  • Increased exposure to potential customers through national EPA recognition as an environmental steward.
  • Access to helpful EPA tools and other resources.

Interested? Click Here.

If you’re WaterSense certified (see sidebar at right), let your customers know that you’ve passed an EPA-recommended program specifically focused on water efficiency. Not only can you help identify and correct any irrigation system leaks, but you can also make sure their system is operating at peak performance.

More than 340 spray sprinkler bodies and almost 800 irrigation controllers have been certified by WaterSense as the most water-efficient products. You’ll want to carry a wide assortment of these products for your customers.

Other Household Leaks

Did you know that repairing a single leaky toilet can save up to 500 gallons of water a day? That’s the amount needed to fill the average backyard swimming pool.

By reminding your customers to check for leaky faucets and showerheads, and malfunctioning toilets, you’ll demonstrate that you’re serious about water efficiency. 

Your customers can expect to save about 10 percent on their water bills simply by fixing minor household leaks. Here’s how:

—Article Continues Below—

Pinpointing Leaks

Inform your customers of these simple ways to detect water leaks:

Take a look at your water usage during January or February. If it’s more than 12,000 gallons per month (for a family of four), you have some serious leaks.

Check your water meter before and after a two-hour period of no water usage.
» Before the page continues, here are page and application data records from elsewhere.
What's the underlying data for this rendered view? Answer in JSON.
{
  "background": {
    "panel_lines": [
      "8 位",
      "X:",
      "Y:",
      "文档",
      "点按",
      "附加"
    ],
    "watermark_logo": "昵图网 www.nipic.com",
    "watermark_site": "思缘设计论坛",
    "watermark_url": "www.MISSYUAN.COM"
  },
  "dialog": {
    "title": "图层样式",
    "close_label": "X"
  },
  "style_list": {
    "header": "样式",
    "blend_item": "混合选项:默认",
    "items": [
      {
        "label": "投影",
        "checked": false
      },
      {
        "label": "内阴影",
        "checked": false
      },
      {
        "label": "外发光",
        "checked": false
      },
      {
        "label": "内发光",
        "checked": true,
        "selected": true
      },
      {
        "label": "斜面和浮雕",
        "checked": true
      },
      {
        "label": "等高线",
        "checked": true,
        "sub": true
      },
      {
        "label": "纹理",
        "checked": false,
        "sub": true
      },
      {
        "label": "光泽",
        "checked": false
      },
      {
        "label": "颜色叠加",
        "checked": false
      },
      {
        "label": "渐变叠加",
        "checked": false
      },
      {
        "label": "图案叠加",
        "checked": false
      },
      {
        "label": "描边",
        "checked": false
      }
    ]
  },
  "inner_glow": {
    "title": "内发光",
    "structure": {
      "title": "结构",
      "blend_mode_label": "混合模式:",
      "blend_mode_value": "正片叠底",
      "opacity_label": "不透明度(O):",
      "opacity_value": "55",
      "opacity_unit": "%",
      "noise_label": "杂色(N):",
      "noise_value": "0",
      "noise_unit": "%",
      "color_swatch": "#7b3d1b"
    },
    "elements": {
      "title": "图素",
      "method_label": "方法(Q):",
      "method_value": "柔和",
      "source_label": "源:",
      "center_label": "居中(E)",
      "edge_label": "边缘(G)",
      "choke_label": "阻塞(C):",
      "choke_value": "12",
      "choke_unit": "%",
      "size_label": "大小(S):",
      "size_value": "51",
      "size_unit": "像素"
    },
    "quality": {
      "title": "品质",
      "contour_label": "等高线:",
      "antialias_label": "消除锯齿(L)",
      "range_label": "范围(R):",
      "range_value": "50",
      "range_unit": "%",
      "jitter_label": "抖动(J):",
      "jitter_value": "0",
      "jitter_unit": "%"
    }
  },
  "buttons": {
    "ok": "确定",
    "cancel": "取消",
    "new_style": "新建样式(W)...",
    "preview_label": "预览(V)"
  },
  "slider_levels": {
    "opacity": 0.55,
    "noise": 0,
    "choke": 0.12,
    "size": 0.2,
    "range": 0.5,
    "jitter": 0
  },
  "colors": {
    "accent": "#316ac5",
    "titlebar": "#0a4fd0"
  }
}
If the meter changes at all, you’ve probably got a leak.

To identify leaks in a toilet,  place one drop of food coloring in the toilet tank. Wait 10 minutes, then check the bowl. If the color shows up, you have a leak.

Some Simple Fixes

Leaky toilets can often be fixed simply by replacing the flapper.

For most faucet leaks, simply replace old or worn faucet washers and gaskets.

Got a leaky showerhead? Use plumber’s tape to secure the connection between the fixture and the pipe stem.

For more leak fixes, check out the WaterSense website.

Featured Image: Adobe, License Granted
The Washington Post
Water Use It Wisely
Water News Network